Planet Oregon, on the other hand, is basically a vehicle for sharing with consumers the earth-friendly wisdom Soter and his wife, Michelle, gained from the Carbon Neutral Challenge, a 2007 program sponsored by the Oregon Environmental Council (OEC) and the Oregon Wine Board. But before taking the challenge, Soter thought he was already ahead of the game.

 

“I’ve been doing organic grape growing since the mid 1980s in Napa,” he says. “I certified several vineyards there and I’m bringing the same sensibilities to what we do here.” But in spite of his good intentions, his concept of sustainability was limited.

He credits veteran Oregon winemaker Susan Sokol Blosser “for opening my eyes to the greater meaning of sustainability,” and OEC executive director Andrea Durbin for encouraging his leadership role in the Carbon Neutral Challenge. Soter Vineyards was one of 14 wineries of an original 30 that were able to complete the arduous 18-month challenge. The challenge not only changed Soter’s outlook but the way he did business.

“Here we have somebody who is one of the world’s best winemakers who’s firmly committed to stewarding the land and resources in a wise way and integrating all of that in a fine wine,” Durbin says.

Carefully monitoring inputs and outputs and considering the impact of every decision, Soter increased recycling and composting, installed solar panels and a more efficient cooling system for fermentation tanks, and retrofitted pumping systems with energy-efficient motors. The weight of the wine bottles was reduced almost by half.

Durbin says other Oregon industries are also reducing their carbon footprint, seeking to do the right thing while reducing energy and fuel bills. In the Oregon nursery industry, 20% are currently participating in a carbon challenge, while members of the state’s craft-brewing industry are bellying up to the bar for a challenge of their own.

 



 

More Articles

Fork & Bottle

October 2014
Thursday, September 25, 2014

National media can’t get enough of Oregon’s pinot noir, artisan-food purveyors and lively, independent film scene.


Read more...

October surprise

News
Sunday, October 12, 2014
roundup-logo-thumb-14BY LINDA BAKER

Cylvia Hayes, tabloid vs. watchdog journalism and the looming threat of a Cascadia earthquake.


Read more...

Podcast: Turn Things Around with David Marquet

Contributed Blogs
Friday, October 17, 2014
davidmarquet thumbBY TOM COX | OB BLOGGER

How can you move from a command-and-control leadership model to one of true empowerment and accountability? David Marquet did, and he took notes along the way.


Read more...

Shuffling the Deck

November/December 2014
Wednesday, October 22, 2014
BY JON BELL

Oregon tribes still bet on casinos.


Read more...

The Backstory

October 2014
Thursday, September 25, 2014

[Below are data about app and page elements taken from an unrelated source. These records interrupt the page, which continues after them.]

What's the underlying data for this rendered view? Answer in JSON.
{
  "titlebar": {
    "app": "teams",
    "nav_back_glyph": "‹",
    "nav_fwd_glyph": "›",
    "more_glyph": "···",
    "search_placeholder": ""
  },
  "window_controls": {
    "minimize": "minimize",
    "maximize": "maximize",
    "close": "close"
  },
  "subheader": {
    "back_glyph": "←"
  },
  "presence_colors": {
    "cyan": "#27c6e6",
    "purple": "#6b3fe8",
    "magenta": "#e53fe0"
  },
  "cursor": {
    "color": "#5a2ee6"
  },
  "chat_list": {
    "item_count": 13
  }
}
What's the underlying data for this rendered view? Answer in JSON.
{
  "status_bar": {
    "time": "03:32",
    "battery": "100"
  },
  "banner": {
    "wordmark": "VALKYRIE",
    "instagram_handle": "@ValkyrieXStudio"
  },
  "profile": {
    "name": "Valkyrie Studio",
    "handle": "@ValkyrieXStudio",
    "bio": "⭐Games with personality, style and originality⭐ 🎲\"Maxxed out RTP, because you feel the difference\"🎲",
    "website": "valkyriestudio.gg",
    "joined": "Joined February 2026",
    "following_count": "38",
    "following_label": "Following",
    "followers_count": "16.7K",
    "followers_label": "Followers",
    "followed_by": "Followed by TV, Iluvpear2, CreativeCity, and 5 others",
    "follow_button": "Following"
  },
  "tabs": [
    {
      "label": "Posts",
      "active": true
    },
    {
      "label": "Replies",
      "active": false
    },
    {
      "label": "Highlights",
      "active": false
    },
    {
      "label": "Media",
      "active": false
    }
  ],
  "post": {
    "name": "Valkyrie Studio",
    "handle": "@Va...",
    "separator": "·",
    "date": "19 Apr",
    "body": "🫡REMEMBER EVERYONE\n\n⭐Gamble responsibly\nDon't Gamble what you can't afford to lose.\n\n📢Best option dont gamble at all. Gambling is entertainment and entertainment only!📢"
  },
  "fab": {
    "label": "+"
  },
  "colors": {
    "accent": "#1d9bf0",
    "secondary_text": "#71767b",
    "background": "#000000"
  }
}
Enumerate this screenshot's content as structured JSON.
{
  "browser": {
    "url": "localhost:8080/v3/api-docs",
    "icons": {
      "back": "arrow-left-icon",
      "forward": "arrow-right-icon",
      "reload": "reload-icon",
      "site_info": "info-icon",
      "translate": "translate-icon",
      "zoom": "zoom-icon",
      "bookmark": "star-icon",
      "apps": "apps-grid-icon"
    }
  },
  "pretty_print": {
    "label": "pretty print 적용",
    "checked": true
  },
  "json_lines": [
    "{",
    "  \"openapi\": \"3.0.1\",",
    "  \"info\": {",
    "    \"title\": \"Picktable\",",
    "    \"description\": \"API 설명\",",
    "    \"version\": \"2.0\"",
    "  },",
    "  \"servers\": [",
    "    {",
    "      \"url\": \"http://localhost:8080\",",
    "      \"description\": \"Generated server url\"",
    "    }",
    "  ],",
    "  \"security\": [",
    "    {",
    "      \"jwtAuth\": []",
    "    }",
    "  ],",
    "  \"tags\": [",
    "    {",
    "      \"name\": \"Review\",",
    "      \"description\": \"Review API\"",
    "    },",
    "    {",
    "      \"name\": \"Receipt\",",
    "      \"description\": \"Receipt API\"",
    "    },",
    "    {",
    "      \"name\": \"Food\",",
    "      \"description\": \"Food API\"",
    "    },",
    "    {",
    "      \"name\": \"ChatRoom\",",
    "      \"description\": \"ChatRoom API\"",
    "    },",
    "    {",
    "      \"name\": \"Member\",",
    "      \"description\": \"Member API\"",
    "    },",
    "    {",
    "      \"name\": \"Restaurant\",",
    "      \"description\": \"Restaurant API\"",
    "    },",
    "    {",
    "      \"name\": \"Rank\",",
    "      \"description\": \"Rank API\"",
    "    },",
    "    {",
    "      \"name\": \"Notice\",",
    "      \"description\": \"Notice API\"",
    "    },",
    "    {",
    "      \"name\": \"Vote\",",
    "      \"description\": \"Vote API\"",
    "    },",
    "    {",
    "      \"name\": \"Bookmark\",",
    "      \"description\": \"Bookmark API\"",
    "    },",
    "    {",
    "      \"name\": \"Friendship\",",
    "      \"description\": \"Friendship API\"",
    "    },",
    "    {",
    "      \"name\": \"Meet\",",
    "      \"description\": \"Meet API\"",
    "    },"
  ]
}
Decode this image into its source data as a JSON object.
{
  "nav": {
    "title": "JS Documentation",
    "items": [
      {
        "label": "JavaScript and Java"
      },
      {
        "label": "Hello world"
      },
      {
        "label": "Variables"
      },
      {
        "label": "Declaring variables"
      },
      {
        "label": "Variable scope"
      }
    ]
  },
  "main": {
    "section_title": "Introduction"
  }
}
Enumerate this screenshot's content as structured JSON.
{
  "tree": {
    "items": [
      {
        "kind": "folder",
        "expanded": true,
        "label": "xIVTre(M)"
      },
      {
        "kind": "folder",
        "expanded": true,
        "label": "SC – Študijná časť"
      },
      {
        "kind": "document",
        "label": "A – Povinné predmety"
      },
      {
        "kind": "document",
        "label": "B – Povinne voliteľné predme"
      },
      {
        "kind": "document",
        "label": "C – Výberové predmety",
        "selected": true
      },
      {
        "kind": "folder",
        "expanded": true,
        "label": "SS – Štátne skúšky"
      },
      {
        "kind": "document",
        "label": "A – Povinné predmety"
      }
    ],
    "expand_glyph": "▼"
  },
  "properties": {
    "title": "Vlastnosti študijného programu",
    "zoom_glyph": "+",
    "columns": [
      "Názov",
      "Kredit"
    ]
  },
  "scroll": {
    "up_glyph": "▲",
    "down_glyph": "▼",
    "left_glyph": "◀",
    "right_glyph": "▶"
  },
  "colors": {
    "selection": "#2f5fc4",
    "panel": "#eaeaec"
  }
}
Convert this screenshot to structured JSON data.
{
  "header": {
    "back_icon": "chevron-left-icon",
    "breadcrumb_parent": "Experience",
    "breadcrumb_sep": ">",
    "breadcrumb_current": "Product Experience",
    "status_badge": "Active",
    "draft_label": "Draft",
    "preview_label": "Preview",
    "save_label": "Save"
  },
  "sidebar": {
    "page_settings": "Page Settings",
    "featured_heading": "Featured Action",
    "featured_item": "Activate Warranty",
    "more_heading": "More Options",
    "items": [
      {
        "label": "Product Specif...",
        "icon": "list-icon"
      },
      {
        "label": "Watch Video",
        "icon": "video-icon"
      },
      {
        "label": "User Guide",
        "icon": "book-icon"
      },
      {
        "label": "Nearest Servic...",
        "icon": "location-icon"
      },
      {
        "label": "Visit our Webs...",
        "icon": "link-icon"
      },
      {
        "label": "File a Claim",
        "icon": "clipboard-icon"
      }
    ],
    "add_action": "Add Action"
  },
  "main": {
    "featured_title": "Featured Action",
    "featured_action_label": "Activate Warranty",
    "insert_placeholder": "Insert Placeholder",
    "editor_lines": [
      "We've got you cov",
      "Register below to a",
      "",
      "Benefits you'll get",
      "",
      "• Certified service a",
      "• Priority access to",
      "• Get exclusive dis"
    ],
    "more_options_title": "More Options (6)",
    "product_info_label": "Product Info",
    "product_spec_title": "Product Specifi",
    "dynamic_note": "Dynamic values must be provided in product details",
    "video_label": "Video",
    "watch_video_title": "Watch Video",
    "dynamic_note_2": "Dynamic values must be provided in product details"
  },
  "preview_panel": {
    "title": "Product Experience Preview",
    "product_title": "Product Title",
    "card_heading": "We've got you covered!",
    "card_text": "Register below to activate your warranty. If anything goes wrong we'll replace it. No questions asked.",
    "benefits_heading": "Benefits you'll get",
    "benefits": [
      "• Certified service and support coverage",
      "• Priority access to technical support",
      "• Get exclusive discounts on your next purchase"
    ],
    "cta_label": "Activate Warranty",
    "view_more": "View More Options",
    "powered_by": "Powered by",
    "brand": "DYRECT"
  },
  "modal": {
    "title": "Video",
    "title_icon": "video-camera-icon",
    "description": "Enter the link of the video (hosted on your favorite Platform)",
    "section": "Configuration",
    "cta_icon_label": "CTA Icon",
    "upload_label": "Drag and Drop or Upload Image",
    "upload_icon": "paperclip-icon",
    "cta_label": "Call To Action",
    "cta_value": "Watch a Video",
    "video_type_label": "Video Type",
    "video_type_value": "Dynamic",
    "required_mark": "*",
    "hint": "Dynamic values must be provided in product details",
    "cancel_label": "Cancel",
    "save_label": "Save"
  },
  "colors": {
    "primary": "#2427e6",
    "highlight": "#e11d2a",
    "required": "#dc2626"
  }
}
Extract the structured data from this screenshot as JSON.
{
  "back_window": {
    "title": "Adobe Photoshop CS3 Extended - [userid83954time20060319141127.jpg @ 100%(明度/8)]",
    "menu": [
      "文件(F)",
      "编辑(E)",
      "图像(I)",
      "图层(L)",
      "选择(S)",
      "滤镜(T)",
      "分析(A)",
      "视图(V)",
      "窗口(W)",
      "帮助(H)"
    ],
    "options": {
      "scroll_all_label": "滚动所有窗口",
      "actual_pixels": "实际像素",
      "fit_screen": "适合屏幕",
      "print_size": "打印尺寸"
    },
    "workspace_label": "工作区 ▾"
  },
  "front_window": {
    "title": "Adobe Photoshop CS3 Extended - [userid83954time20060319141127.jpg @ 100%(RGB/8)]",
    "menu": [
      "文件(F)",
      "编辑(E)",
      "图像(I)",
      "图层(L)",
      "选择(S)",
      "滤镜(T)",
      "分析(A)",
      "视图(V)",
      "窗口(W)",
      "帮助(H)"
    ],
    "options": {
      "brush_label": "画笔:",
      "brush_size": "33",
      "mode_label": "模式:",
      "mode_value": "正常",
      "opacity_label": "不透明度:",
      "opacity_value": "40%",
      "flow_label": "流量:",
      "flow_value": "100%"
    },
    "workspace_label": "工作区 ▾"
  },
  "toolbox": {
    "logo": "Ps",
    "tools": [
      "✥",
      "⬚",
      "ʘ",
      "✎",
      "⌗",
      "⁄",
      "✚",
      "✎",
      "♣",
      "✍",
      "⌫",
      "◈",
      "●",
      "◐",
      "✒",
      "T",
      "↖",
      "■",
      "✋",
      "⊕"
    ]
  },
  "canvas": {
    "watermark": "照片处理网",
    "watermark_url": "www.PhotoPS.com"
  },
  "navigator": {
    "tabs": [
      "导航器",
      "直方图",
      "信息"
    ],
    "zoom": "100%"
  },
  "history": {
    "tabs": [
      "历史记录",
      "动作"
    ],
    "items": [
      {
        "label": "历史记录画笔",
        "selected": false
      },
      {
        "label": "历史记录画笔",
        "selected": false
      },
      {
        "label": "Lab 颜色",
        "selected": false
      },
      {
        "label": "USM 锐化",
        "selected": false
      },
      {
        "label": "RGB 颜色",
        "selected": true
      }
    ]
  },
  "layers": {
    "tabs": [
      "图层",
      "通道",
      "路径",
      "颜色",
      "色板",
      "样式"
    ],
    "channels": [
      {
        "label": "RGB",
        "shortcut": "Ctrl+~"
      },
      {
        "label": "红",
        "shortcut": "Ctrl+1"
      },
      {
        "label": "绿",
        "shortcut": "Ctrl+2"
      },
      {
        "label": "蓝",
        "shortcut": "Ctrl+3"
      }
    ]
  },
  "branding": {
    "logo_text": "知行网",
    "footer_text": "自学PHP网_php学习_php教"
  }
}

In our cover story this month, Wendy Collie, CEO of New Seasons Market, and Kim Malek, owner of Salt & Straw, discuss their rapidly growing businesses and Portland’s red hot food scene. The conversation provides an interesting lens through which to explore trends in the grocery store and restaurant sectors.


Read more...

Revenge Forestry

November/December 2014
Tuesday, October 14, 2014
BY JONATHAN FROCHTZWAJG

A flare-up in the Elliott Forest raises questions about détente in Oregon’s timber wars.


Read more...

Constant Contact

October 2014
Thursday, September 25, 2014
BY AMY MILSHTEIN

To prevent burnout, companies are banning email and after-hours communications. But is the 24-hour workday here to stay?


Read more...
Oregon Business magazinetitle-sponsored-links-02
SPONSORED LINKS